Other aspects, objects, and features of the present invention can be obtained from a study of the drawings, the disclosure, and the appended claims.

Patent Citations
Cited PatentFiling datePublication dateApplicantTitle
US4152942 *Jun 8, 1977May 8, 1979Ferranti LimitedInertial platforms
US4267737 *Dec 4, 1978May 19, 1981The Bendix CorporationDual suspension gyroscopic device having powered gimbal support
US4396942 *Feb 17, 1981Aug 2, 1983Jackson GatesVideo surveys
US4497117Sep 12, 1983Feb 5, 1985Wrobley A RayFor forest inventory procedure
US4593474 *Nov 5, 1984Jun 10, 1986Mayhew Thomas CSurvey vehicle
US4800501 *Nov 24, 1986Jan 24, 1989Ivan KinskyVehicle land navigating device
US4820041 *Nov 12, 1986Apr 11, 1989Agtek Development Co., Inc.Position sensing system for surveying and grading
US4837717 *Feb 4, 1987Jun 6, 1989Geotronics AbDevice for measuring substantially vertical, circular-cylindrical objects
US4948246 *Feb 22, 1989Aug 14, 1990Toyota Jidosha Kabushiki KaishaLeading-vehicle detection apparatus
US5125467 *Apr 26, 1989Jun 30, 1992Daniel MancheronTelecontrolled tracked vehicle
US5249157 *Aug 22, 1990Sep 28, 1993Kollmorgen CorporationCollision avoidance system
US5517419 *Jul 22, 1993May 14, 1996Synectics CorporationAdvanced terrain mapping system
US5844679 *Apr 11, 1997Dec 1, 1998Spectra Precision, Inc.System for adjusting the orientation of a plane of laser light
US5852493 *Mar 13, 1997Dec 22, 1998Spectra Precision, Inc.For projecting laser light in a plane
US5963733Nov 14, 1997Oct 5, 1999Assisi Software CorporationMethod and system for simulating forest management
US5970433 *Feb 12, 1997Oct 19, 1999Mitsui Engineering & Shipbuilding Co. Ltd.Laser obstacle detection method and sensor
US5977534 *Apr 11, 1997Nov 2, 1999Spectra-Precision, Inc.Laser transmitter incorporating target dither
US6113343 *Jan 21, 1998Sep 5, 2000Goldenberg; AndrewExplosives disposal robot
US6246930 *Apr 13, 1999Jun 12, 2001Murata Kikai Kabushiki KaishaAutomatic guided vehicle system and method for navigating automatic guided vehicle
Referenced by
Citing PatentFiling datePublication dateApplicantTitle

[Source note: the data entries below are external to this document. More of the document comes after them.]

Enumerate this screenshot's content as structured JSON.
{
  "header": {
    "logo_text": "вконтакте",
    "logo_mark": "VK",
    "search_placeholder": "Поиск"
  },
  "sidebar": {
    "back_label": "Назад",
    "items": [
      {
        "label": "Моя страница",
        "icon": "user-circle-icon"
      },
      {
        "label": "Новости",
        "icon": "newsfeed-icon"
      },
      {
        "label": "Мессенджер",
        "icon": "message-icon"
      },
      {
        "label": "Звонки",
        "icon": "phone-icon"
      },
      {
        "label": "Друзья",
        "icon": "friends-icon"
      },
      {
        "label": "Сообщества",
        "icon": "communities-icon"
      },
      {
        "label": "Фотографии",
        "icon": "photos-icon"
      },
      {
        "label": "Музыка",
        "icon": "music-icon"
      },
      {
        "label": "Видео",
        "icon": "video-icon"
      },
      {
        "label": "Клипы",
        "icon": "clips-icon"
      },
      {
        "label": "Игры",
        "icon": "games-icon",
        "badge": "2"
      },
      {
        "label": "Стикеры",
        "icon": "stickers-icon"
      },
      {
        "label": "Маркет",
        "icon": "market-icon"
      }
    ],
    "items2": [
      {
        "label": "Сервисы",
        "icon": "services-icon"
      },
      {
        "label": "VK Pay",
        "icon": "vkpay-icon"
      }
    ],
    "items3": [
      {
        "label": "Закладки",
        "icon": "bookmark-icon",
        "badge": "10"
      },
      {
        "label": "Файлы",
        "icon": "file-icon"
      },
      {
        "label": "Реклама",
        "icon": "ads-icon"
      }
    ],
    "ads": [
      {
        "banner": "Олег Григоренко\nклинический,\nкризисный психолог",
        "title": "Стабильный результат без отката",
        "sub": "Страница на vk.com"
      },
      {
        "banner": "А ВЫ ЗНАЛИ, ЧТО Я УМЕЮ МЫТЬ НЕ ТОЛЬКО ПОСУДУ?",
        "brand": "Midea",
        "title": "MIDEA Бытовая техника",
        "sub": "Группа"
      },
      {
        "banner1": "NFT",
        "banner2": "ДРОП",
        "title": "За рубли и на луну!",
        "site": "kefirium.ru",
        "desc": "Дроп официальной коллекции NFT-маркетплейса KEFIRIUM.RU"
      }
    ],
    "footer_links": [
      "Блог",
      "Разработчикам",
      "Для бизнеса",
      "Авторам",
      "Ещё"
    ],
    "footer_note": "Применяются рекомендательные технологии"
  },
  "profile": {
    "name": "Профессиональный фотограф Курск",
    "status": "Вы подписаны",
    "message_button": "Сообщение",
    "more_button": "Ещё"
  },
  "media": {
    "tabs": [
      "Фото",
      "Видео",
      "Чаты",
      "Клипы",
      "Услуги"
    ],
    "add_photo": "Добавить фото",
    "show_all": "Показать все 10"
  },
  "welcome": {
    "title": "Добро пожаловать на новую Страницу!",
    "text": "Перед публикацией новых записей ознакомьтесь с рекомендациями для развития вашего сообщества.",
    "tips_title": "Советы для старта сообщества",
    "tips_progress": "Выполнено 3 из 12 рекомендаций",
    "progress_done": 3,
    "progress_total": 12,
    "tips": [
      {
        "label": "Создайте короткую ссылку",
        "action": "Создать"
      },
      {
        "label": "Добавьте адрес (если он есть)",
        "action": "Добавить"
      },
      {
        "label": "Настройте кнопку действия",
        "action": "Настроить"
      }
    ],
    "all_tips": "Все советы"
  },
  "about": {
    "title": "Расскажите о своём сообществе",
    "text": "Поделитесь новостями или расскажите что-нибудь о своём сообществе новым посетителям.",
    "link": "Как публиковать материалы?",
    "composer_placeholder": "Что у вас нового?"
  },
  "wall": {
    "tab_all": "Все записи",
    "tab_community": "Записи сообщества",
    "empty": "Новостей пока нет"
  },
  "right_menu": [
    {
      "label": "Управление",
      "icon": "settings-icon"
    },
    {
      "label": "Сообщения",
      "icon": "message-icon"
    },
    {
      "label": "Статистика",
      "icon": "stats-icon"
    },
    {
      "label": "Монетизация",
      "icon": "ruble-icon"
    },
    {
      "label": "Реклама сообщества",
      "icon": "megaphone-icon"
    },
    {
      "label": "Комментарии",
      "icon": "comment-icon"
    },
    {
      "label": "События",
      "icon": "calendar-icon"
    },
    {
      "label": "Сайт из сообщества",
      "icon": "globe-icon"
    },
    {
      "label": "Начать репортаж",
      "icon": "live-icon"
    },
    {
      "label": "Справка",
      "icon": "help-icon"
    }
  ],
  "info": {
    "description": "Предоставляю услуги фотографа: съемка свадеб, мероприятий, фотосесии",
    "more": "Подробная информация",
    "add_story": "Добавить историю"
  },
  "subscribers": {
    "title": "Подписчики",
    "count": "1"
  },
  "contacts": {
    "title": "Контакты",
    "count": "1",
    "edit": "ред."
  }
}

US6598692 *Oct 16, 2001Jul 29, 2003Self-Guided Systems, L.L.C.Vehicle guidance-maintaining horizontal laser
US7151247 *Jul 2, 2004Dec 19, 2006National University Corporation Nagoya UniversityMobile measurement system of photoenvironment
US7865285Dec 27, 2006Jan 4, 2011Caterpillar IncMachine control system and method
Classifications
U.S. Classification33/227, 33/DIG.21, 33/264, 33/555.1
International ClassificationG01C15/00
Cooperative ClassificationY10S33/21, G01C15/004
European ClassificationG01C15/00A1
Legal Events
DateCodeEventDescription
Dec 5, 2006FPExpired due to failure to pay maintenance fee
Effective date: 20061008
Oct 10, 2006LAPSLapse for failure to pay maintenance fees
Apr 26, 2006REMIMaintenance fee reminder mailed
Feb 10, 2000ASAssignment
Owner name: CATERPILLAR INC., ILLINOIS
Free format text: ASSIGNMENT OF ASSIGNORS INTEREST;ASSIGNOR:ALSTER, L. GREGORY;REEL/FRAME:010616/0252
Effective date: 20000202
Owner name: CATERPILLAR INC. INTELLECTUAL PROPERTY DEPARTMENT